● **Required work**: In the entries below, find each line with the word "EMPLOYEE" and pull it out.

╭─ Available data

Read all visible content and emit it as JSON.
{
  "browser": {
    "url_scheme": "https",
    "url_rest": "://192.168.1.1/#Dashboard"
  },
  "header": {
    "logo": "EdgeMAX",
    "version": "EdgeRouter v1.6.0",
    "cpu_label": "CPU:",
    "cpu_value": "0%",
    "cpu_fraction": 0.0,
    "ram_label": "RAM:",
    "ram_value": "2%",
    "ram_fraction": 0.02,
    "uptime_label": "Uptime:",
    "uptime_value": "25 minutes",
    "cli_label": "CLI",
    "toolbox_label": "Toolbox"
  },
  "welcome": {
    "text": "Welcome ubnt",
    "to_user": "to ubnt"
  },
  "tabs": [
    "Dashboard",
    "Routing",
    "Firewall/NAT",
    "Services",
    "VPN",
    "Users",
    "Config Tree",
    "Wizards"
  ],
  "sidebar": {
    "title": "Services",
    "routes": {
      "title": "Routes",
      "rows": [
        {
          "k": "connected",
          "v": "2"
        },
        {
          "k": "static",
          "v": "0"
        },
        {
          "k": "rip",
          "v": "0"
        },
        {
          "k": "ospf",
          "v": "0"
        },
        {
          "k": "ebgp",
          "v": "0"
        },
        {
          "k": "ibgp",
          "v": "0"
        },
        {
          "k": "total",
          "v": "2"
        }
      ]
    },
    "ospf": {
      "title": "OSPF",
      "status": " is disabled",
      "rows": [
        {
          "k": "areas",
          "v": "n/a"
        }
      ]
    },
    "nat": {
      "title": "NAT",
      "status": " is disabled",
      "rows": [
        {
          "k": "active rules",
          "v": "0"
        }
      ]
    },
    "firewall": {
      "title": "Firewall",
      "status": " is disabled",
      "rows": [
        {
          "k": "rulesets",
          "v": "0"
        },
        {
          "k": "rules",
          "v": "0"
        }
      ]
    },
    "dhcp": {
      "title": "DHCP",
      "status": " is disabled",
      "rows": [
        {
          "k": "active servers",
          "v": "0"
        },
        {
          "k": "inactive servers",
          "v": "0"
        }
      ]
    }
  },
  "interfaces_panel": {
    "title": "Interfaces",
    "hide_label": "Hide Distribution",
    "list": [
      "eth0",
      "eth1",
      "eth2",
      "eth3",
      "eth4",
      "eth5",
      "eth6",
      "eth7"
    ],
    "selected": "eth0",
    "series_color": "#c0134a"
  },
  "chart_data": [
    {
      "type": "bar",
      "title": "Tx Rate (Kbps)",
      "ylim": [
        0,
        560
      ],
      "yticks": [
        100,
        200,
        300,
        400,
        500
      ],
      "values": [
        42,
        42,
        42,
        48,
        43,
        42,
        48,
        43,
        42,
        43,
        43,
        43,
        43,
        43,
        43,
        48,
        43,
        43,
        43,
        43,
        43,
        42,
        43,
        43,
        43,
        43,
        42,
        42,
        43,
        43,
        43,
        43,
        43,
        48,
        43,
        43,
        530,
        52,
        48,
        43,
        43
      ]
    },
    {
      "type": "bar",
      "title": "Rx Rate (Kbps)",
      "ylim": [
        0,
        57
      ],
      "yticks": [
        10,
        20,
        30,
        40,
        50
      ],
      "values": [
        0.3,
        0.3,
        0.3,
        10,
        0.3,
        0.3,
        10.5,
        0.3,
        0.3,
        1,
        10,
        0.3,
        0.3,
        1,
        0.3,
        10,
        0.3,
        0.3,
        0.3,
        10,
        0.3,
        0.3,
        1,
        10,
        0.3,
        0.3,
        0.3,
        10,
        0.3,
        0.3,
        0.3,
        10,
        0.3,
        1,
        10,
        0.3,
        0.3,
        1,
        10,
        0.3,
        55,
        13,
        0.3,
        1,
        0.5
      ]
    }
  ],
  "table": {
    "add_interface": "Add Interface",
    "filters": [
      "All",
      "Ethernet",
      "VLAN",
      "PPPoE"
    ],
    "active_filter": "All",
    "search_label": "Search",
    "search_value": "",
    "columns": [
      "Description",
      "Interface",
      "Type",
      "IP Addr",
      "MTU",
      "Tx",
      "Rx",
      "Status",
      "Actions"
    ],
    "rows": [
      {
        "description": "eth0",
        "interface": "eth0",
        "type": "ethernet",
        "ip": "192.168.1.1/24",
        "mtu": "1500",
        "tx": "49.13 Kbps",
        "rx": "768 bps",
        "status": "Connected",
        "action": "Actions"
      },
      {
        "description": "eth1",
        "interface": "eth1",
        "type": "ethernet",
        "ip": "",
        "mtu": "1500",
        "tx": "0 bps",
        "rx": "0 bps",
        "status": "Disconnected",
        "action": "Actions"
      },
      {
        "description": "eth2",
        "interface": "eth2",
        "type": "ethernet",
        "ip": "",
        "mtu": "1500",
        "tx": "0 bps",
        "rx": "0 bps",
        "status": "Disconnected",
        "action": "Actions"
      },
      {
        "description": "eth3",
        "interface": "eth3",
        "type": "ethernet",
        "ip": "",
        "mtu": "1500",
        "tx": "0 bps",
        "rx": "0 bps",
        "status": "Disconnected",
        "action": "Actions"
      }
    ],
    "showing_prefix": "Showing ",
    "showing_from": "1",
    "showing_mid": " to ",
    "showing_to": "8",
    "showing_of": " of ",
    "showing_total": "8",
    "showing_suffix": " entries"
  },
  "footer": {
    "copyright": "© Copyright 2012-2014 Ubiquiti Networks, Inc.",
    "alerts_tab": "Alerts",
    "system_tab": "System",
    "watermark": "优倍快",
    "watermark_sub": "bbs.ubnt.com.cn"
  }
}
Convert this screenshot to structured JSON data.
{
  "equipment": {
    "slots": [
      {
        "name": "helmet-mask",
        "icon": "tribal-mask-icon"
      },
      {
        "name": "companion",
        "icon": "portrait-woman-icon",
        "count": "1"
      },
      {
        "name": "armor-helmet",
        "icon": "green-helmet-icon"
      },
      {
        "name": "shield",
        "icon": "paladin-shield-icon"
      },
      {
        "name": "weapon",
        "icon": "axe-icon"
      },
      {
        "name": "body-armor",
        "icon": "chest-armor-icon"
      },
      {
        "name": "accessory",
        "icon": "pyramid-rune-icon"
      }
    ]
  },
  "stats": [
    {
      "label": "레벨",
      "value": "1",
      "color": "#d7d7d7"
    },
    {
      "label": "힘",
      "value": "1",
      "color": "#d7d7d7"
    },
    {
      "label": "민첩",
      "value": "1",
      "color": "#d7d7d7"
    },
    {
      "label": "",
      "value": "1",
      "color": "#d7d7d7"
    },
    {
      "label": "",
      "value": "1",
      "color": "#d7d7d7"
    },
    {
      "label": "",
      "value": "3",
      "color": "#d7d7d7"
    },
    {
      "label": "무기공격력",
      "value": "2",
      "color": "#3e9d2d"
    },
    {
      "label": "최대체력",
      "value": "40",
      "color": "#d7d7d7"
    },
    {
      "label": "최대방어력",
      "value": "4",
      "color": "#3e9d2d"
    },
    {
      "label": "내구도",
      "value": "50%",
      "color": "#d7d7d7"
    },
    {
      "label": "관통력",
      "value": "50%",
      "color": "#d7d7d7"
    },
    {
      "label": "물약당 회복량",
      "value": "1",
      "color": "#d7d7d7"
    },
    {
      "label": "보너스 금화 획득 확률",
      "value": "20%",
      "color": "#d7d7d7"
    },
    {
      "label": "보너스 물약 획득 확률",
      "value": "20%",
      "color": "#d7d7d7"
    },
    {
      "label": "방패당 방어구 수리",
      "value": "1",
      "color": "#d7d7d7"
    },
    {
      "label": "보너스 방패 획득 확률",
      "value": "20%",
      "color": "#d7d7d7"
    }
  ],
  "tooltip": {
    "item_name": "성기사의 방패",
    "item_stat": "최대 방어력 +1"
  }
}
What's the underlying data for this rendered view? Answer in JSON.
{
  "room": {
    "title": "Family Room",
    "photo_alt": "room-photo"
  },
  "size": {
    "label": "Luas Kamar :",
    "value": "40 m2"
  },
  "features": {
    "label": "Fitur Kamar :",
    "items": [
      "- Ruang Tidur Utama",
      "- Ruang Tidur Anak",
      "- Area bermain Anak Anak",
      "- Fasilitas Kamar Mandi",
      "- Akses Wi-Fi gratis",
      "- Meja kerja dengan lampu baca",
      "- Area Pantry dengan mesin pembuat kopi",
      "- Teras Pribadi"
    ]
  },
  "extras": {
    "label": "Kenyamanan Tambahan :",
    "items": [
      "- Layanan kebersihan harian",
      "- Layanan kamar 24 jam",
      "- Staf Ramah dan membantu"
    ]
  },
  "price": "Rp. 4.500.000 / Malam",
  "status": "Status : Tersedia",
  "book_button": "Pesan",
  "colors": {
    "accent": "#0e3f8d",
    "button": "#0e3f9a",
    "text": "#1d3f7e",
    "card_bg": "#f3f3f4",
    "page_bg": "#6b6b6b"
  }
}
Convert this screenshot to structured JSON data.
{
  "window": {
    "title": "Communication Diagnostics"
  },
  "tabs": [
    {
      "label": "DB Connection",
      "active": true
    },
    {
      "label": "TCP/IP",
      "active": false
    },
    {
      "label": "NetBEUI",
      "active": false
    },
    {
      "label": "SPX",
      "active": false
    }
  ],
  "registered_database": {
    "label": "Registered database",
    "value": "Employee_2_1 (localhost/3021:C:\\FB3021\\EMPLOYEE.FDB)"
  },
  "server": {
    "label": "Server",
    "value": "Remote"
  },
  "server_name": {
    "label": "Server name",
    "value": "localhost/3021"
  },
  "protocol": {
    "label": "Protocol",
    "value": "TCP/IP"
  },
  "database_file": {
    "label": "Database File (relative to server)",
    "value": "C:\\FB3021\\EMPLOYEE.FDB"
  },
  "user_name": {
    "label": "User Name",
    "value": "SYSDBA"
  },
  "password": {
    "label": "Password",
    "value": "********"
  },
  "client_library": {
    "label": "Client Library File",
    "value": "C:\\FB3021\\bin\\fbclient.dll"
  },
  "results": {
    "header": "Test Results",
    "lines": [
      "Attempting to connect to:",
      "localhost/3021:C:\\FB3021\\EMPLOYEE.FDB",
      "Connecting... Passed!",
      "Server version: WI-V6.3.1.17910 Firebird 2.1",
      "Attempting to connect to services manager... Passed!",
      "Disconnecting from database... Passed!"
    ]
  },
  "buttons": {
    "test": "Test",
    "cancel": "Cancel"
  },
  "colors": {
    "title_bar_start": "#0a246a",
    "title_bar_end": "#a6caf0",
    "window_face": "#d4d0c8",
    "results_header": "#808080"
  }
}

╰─

● **Written solution**:
    "value": "Employee_2_1 (localhost/3021:C:\\FB3021\\EMPLOYEE.FDB)"
    "value": "C:\\FB3021\\EMPLOYEE.FDB"
      "localhost/3021:C:\\FB3021\\EMPLOYEE.FDB",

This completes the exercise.